Problem: All of the records below should be retyped exactly, with no pictures included.

Extracted records:
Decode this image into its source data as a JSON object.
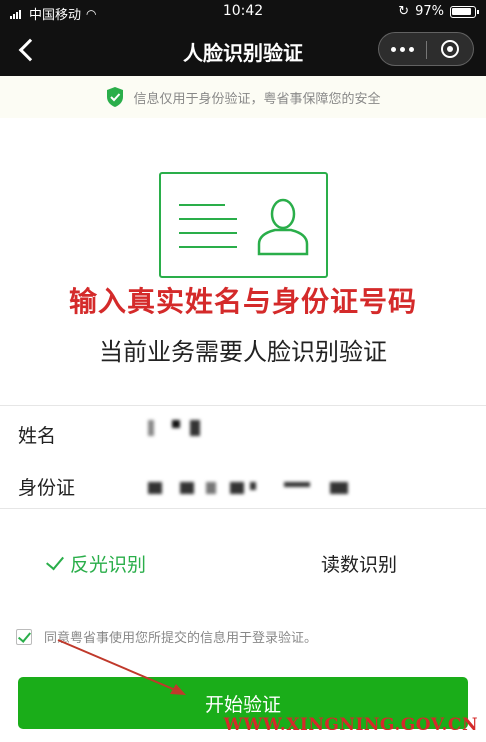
{
  "status_bar": {
    "carrier": "中国移动",
    "time": "10:42",
    "battery": "97%"
  },
  "nav": {
    "title": "人脸识别验证"
  },
  "banner": {
    "text": "信息仅用于身份验证，粤省事保障您的安全",
    "icon": "shield-check-icon",
    "icon_color": "#2aae4a"
  },
  "illustration": {
    "icon": "id-card-icon",
    "color": "#2aae4a"
  },
  "annotation": {
    "text": "输入真实姓名与身份证号码",
    "color": "#d42a2a"
  },
  "subtitle": "当前业务需要人脸识别验证",
  "form": {
    "name_label": "姓名",
    "id_label": "身份证"
  },
  "modes": {
    "reflect_label": "反光识别",
    "read_digits_label": "读数识别",
    "selected": "反光识别"
  },
  "agreement": {
    "checked": true,
    "text": "同意粤省事使用您所提交的信息用于登录验证。"
  },
  "primary_button": {
    "label": "开始验证",
    "color": "#1aad19"
  },
  "watermark": "WWW.XINGNING.GOV.CN"
}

Output for this exercise:
Decode this image into its source data as a JSON object.
{
  "status_bar": {
    "carrier": "中国移动",
    "time": "10:42",
    "battery": "97%"
  },
  "nav": {
    "title": "人脸识别验证"
  },
  "banner": {
    "text": "信息仅用于身份验证，粤省事保障您的安全",
    "icon": "shield-check-icon",
    "icon_color": "#2aae4a"
  },
  "illustration": {
    "icon": "id-card-icon",
    "color": "#2aae4a"
  },
  "annotation": {
    "text": "输入真实姓名与身份证号码",
    "color": "#d42a2a"
  },
  "subtitle": "当前业务需要人脸识别验证",
  "form": {
    "name_label": "姓名",
    "id_label": "身份证"
  },
  "modes": {
    "reflect_label": "反光识别",
    "read_digits_label": "读数识别",
    "selected": "反光识别"
  },
  "agreement": {
    "checked": true,
    "text": "同意粤省事使用您所提交的信息用于登录验证。"
  },
  "primary_button": {
    "label": "开始验证",
    "color": "#1aad19"
  },
  "watermark": "WWW.XINGNING.GOV.CN"
}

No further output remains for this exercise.